When Olympus announced the sale of its imaging division last month, which included Olympus cameras and lenses, many photographers were concerned. With its small size and weight, Olympus had become a favorite of many nature photographers looking to lighten their loads. Would Olympus cameras gradually fade away? What would this mean for the industry as a whole?
Camera companies are struggling. Sales are down almost across the board with many consumers opting for the cameras in their phones. It’s a tough business to be in right now and the financial results of several brands reflect that. Olympus’ imaging division had recorded losses for three consecutive years. Did June’s announcement mean the end of Olympus as a viable camera brand? Not necessarily.

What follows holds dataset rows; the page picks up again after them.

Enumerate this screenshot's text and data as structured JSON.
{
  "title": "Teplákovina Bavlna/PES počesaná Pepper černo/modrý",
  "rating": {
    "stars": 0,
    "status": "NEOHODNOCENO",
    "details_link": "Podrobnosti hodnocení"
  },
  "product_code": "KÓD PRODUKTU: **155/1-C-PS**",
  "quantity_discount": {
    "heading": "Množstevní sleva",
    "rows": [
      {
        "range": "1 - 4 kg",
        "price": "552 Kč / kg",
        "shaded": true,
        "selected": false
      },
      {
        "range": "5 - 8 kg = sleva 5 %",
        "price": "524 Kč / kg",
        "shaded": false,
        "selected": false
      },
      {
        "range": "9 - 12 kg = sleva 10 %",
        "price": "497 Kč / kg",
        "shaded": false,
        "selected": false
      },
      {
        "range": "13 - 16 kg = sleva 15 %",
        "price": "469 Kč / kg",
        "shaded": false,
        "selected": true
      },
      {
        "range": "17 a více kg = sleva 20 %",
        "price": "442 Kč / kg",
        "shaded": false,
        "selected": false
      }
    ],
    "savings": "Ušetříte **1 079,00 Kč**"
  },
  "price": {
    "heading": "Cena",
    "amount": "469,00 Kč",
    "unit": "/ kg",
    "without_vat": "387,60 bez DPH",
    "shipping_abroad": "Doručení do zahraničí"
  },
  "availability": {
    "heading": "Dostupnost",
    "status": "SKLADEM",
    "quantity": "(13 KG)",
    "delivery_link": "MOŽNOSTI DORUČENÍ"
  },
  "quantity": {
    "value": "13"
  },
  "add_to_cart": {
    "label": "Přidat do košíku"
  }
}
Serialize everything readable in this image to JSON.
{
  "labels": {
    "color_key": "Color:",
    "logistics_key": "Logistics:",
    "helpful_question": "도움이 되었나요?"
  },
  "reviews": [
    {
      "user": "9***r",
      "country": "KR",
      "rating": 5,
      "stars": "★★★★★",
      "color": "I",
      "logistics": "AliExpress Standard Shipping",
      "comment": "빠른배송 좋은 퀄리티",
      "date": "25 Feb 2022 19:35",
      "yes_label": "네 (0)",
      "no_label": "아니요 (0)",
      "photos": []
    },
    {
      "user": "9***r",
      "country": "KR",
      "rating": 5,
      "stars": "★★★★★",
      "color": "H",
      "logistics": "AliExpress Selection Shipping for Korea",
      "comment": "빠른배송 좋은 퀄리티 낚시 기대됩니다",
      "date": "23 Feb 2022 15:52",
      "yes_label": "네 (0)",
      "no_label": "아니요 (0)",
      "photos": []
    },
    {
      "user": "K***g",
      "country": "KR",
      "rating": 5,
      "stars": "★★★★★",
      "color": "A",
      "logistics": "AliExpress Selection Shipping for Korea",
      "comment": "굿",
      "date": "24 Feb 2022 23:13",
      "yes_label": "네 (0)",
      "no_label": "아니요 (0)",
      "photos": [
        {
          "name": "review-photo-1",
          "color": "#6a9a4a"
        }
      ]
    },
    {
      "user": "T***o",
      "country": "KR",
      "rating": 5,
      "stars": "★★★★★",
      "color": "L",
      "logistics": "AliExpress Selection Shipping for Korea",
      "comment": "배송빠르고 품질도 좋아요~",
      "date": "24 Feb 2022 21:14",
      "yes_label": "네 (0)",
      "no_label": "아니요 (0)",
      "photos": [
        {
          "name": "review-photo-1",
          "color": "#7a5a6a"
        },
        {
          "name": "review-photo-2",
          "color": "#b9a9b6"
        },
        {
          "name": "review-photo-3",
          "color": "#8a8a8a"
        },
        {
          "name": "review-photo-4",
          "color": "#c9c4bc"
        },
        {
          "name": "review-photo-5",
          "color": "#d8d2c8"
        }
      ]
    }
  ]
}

One reason for optimism, and to hang on to your Olympus gear is that the buyer is Japan Industrial Products (JIP), which has a history of buying divisions from well-known brands and operating them successfully. JIP took over Sony’s Vaio laptop business in 2014 and, after a couple of quiet years spent reorganizing and retooling, came out with several new models. Maybe they will do the same with Olympus. It certainly sounds like that’s their intention.
Another reason comes from an interview last week with Mr. Aki Murata, president of Olympus America’s Consumer Products Group, by our friends at B&H. Murata assured photographers that Olympus service and repair centers would continue business as usual and all warranties will be honored. In addition, Olympus released a roadmap of future M.Zuiko lenses and a software update for bird recognition.
A final agreement between Olympus and JIP is scheduled for September, spelling out all the details, and the sale is expected to close before the end of the year. Whether JIP can make a camera division profitable remains to be seen, but we’ll be watching with interest.
And Olympus? After more than 80 years in the camera business, the company is focusing all its resources on becoming a sustainable global med-tech company.